Students have spent their break from school slaving over a math problem set or reading up to the latest assignment. But is this all homework does for them?
Does homework improve grades?
While there is no definitive answer to this question, there is evidence that suggests homework can improve grades. One study found that students who did their homework had higher grades and test scores than those who did not.
Other research has shown that homework can help students develop good study habits, time management, and critical thinking skills. Homework can also help students learn how to set goals, solve problems, and think creatively.
So while there is no guarantee that homework will always lead to better grades, it can be a valuable tool in helping your child succeed in school.
Does homework affect mental health?
It is no secret that too much homework can lead to unhealthy stress and anxiety levels in students. A study by the American Psychological Association found that homework is the most significant source of stress for teenagers. But what about the impact of homework on younger children?
While it is difficult to measure the impact of homework on mental health directly, there are some indirect indicators that it can be harmful. For example, a study from Duke University found that elementary school students who did more than an hour of homework per night were more likely to have symptoms of attention problems and ADHD.

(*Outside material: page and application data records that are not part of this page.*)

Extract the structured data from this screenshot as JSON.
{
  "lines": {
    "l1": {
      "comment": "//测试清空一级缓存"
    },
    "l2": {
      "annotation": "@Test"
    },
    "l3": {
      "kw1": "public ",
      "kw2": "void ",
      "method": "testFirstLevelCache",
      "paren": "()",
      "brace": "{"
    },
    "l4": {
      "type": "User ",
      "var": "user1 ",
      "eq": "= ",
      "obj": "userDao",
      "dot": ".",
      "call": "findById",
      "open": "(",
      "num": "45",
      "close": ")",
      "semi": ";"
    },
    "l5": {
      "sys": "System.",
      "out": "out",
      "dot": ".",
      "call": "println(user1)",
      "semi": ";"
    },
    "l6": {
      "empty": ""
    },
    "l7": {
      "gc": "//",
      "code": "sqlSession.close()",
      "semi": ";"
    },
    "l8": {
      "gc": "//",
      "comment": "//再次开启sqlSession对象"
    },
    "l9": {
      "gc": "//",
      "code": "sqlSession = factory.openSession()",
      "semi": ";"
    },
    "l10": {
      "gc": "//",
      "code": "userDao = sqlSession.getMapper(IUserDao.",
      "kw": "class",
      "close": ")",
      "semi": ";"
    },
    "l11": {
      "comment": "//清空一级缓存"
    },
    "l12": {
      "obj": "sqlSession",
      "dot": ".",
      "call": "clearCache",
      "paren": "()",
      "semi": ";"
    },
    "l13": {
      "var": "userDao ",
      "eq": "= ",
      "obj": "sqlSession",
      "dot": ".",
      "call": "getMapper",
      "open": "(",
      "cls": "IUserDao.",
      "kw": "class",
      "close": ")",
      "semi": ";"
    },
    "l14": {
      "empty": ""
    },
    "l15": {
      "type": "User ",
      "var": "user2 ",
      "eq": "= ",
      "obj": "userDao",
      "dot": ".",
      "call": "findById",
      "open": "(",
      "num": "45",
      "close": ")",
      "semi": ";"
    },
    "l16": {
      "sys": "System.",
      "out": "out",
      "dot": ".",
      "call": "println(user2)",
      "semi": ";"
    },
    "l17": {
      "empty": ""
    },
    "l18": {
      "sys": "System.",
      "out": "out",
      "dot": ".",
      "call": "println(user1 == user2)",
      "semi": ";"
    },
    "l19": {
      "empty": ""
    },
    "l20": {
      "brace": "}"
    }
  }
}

There is also evidence that homework can interfere with family time and sleep. A survey of 2,000 parents in the UK found that nearly 60% said their child’s homework interfered with family time, and almost half said it led to arguments between parents and children. Similarly, a US study found that high school students who did more than two hours of homework per night were likelier to report sleep problems.
So while there is no definitive answer to whether or not homework affects mental health, there are some indications that it may not be beneficial for young children. If your child struggles with homework, talk to their teacher about ways to reduce the amount or make it more manageable.
Is it wrong for kids to do too much homework?
It is often said that too much homework can be bad for kids. But is there any truth to this claim? Let’s take a closer look.
There are a few ways in which homework can be bad for kids. One way is that it can lead to them feeling overwhelmed and stressed. If they feel like they have too much homework, it can make them dread going to school and may even lead to them skipping school altogether. Additionally, if kids cannot complete their homework or do not understand it, it can frustrate and discourage them.
Another way homework can be bad for kids is that it can take away from the time they could spend with their families or friends. It can also take away from the time they could use for extracurricular activities or simply relaxing. Too much homework can hurt kids’ social lives and overall well-being.
So, is it wrong for kids to do too much homework? While there are some potential downsides, there are also some benefits. Homework can help kids learn time management skills, develop organizational skills, and improve their memory and concentration.
Additionally, by doing homework with their child, parents can provide support and guidance that may be beneficial. Ultimately, the decision on how much homework is appropriate should be made on a case-by-case basis, considering the child’s needs and abilities.
Should homework be the same for all ages?
There is no one answer to this question, as it depends on the opinions of both parents and educators. Some believe homework should be the same for all ages, while others think it should be adjusted according to the child’s age.
Those who believe homework should be the same for all ages argue that it builds good study habits and promotes discipline. They also argue that all children benefit from review and practice, regardless of age.
Those who believe that homework should be adjusted according to the child’s age argue that younger children have shorter attention spans and are more likely to become bored or frustrated with assignments that are too difficult. They also argue that older children have more complex needs and are more likely to benefit from challenging and thought-provoking assignments.
What should parents do if their child hates doing homework?
If your child hates doing homework, there are a few things you can do as a parent to help. First, try to find out why they hate it. Is it because the work is too hard, they don’t understand it, or they don’t like school in general? Once you know the reason, you can help them to overcome their hatred.
If the work is too hard, talk to their teacher and see if there is anything that can be done to make it easier. Maybe they need more help at home or in class. If they don’t understand it, talk to their teacher and see if there are different ways of explaining the material. Sometimes all it takes is for someone to explain things differently for a child to finally “get” it.
Lastly, if your child doesn’t like school in general, there’s not much you can do about that except try to encourage them as best you can. Help them see the positives of school and how homework can be beneficial.
Explain that it’s essential to do well in school so they can get into a good college and have a successful career. Hopefully, with some encouragement from you, they’ll come around and start seeing homework in a new light.